With wintry conditions forecast this week, the Department of Infrastructure is coordinating efforts to keep the Island moving.
The Isle of Man Met Office is warning of a cold snap for the next few days, with a risk of ice on high ground as temperatures drop below zero.
In response, the Department is ready to deploy its bulk gritters to help maintain safe driving conditions on primary routes.
Priority is given to roads that carry the heaviest traffic, as well as key bus routes and roads to hospitals, fire stations and schools. Details of winter gritting routes are highlighted on the Government website at www.gov.im/gritting
Officers from DOI’s Highway Services Division liaise with the Met Office when adverse weather is forecast. Warnings of sub-zero conditions, ice and frost act as a trigger for discussions about which locations to grit.
Roads are usually treated after the evening rush hour or from 5am before the morning commute. Grit is spread before ice and frost forms to try to prevent roads becoming treacherous.
People are encouraged to take responsibility for driveways and footpaths outside their own properties. Grit is free to collect from the Island’s civic amenity sites and from 850 salt bins placed in residential areas and strategic locations around the Island.
Infrastructure Minister Ray Harmer MHK said:
‘The winter months bring freezing temperatures and challenging driving conditions. The Department’s gritting crews are sent out at night or during the early hours of the morning during bad weather to pre-treat roads around the Island. This is an important part of our work to keep people safe and to reduce the number of accidents.’
David Anderson MLC, DOI Member with responsibility for Highway Services, added:

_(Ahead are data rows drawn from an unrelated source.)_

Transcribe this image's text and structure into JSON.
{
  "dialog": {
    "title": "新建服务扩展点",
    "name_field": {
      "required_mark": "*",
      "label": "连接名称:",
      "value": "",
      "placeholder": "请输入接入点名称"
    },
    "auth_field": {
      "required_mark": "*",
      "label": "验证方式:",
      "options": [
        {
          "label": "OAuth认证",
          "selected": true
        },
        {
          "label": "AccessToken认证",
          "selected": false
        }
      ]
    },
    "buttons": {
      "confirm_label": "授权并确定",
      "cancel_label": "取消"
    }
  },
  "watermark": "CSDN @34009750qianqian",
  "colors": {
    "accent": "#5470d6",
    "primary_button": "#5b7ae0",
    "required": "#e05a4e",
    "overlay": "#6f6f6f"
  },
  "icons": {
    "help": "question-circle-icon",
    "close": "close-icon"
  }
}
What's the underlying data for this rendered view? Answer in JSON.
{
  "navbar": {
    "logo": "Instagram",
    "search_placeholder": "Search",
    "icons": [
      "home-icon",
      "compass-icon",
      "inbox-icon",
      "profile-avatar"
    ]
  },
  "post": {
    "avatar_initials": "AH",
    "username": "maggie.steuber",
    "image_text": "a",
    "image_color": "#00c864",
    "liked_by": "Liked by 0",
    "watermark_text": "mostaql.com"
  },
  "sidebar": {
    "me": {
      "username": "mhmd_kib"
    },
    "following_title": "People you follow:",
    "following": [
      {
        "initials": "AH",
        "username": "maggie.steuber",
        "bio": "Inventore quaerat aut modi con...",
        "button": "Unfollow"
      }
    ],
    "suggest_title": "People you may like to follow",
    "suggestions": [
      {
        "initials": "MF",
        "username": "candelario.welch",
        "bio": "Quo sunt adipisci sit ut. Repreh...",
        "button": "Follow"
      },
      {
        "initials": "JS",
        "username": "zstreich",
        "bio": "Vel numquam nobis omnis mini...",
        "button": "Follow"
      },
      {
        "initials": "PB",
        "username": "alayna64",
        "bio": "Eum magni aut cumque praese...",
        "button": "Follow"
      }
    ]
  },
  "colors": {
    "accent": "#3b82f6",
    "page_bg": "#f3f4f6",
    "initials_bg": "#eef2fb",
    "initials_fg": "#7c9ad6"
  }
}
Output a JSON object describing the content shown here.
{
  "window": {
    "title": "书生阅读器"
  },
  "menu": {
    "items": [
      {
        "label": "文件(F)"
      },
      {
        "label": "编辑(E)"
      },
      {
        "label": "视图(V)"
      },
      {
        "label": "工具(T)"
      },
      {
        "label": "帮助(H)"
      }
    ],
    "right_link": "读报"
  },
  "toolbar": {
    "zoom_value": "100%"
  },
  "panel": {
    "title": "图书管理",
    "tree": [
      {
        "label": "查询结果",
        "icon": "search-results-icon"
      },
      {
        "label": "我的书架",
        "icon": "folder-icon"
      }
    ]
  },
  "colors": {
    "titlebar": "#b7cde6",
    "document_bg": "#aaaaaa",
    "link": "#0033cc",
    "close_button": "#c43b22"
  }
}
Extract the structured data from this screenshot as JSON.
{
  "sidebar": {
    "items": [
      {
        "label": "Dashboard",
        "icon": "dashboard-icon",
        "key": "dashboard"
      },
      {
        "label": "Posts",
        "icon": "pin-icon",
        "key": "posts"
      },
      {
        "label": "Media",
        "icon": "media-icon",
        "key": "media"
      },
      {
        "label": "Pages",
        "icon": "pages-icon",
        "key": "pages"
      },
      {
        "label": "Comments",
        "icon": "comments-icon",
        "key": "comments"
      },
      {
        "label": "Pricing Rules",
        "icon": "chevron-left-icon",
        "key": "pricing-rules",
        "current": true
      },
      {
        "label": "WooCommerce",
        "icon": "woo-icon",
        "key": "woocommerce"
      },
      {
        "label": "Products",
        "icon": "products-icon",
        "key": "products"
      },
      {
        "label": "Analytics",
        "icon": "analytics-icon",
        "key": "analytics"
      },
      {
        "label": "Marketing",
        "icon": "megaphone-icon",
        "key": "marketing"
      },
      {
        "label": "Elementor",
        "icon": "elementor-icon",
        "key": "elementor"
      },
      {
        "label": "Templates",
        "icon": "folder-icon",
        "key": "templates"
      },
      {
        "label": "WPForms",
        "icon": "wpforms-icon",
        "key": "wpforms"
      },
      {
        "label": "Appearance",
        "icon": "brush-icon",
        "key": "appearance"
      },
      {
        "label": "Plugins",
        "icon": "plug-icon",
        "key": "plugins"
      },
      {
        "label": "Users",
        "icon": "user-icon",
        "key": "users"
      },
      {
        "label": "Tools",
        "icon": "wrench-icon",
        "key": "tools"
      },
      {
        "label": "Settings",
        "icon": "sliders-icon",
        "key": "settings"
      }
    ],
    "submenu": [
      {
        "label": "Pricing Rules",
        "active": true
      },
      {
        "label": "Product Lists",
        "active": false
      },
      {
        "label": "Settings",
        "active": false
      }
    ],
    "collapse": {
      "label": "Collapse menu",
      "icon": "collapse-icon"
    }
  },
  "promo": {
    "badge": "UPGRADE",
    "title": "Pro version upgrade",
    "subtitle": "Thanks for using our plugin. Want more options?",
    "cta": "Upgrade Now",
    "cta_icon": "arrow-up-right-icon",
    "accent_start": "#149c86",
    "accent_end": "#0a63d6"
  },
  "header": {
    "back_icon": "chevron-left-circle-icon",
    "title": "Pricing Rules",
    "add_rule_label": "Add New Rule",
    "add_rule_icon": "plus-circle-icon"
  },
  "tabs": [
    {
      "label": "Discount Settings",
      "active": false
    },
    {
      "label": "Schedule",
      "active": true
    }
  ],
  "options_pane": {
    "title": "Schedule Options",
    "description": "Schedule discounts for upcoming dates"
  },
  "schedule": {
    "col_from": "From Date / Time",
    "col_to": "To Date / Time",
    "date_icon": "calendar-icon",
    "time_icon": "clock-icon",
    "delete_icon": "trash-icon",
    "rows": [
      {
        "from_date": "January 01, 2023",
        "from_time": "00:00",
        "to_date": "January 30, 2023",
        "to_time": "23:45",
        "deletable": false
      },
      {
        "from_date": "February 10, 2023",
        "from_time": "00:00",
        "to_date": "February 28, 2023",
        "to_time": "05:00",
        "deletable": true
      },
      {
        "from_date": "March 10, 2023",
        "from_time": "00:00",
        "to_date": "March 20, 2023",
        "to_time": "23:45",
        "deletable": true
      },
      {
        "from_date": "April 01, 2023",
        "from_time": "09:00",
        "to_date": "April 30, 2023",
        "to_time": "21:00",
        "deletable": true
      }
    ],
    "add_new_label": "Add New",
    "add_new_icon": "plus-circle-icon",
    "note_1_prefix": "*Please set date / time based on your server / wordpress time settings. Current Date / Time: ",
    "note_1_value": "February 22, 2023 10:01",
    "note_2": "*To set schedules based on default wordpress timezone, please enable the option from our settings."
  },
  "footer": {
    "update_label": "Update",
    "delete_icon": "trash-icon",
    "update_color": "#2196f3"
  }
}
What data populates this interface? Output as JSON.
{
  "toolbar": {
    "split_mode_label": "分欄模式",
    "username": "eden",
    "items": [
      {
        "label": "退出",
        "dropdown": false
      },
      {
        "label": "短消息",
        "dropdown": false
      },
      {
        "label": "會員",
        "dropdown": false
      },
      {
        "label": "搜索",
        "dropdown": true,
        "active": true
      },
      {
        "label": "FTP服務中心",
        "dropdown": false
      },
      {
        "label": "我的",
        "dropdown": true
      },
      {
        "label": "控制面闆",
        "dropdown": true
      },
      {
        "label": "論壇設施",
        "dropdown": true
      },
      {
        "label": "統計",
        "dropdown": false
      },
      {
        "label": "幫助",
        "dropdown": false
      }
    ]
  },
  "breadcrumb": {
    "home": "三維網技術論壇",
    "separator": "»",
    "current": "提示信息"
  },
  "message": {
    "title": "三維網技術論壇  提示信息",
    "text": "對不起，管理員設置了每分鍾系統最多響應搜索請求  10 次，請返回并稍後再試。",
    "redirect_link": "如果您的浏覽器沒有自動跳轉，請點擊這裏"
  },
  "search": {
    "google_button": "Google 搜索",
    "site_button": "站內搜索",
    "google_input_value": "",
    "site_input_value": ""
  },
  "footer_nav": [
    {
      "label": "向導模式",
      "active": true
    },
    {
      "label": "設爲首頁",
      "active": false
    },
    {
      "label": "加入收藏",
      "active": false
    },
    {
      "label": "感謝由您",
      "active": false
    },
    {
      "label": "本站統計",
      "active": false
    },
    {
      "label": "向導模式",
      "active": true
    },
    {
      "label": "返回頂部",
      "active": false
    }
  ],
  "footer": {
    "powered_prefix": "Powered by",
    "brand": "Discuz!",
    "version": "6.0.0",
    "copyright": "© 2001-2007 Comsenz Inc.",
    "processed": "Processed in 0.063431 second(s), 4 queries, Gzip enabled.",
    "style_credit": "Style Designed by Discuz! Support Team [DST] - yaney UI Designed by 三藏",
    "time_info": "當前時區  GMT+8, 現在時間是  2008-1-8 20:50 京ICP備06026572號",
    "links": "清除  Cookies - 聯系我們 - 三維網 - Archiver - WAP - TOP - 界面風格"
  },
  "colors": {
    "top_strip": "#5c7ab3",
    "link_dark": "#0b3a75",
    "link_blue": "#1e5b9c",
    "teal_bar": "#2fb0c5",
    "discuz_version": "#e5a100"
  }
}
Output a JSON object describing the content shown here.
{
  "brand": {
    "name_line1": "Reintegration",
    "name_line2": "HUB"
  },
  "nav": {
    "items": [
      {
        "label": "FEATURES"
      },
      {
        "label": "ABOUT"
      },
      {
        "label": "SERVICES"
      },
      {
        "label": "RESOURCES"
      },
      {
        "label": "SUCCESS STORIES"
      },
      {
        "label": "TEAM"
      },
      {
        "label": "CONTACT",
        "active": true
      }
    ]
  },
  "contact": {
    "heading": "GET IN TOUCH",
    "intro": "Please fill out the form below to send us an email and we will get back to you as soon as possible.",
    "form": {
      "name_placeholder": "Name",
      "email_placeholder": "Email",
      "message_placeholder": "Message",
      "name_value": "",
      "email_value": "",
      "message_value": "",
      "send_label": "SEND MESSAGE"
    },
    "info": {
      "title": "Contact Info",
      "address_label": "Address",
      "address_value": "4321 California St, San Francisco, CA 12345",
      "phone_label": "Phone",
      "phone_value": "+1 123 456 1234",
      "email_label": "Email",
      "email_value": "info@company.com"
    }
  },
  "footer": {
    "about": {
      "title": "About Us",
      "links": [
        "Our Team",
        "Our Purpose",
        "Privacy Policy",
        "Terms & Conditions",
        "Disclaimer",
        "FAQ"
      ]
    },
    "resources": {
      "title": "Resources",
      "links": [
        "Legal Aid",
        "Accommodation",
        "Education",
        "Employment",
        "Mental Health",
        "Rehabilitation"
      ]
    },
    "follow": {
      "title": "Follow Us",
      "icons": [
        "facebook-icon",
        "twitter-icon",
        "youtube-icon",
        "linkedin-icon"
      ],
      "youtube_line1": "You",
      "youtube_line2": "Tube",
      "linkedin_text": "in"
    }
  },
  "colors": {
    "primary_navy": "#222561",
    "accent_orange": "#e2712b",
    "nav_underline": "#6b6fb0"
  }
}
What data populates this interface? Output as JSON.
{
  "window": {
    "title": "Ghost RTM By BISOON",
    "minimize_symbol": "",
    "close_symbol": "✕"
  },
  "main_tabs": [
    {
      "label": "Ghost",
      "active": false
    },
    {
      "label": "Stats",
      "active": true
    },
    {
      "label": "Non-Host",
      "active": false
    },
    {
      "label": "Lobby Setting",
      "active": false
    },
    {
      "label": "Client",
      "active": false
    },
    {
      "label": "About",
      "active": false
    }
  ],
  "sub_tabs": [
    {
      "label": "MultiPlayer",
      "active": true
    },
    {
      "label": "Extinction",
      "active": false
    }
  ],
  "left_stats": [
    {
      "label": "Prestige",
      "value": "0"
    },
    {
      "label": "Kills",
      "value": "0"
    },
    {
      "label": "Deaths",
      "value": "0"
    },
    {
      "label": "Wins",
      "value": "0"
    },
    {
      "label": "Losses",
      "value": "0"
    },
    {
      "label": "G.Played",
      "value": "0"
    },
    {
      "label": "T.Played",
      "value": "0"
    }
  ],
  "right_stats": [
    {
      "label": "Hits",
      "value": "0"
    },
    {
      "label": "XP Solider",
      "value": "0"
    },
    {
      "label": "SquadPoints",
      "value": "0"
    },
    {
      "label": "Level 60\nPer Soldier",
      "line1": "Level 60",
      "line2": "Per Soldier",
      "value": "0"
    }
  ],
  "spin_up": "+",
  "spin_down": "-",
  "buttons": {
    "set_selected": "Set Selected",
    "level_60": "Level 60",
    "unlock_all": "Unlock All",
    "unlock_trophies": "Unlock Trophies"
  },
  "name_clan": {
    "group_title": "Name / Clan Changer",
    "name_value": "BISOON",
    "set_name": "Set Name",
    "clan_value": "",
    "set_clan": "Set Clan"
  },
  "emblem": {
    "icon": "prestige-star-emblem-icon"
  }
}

‘The Department prioritises strategic routes to assist the largest number of people first, as it is not possible to treat the entire network. Motorists should always take care and drive according to the conditions, as even treated roads may not be entirely free from ice. In difficult conditions people are advised to use the main routes where possible, slow down and allow extra time for their journey.’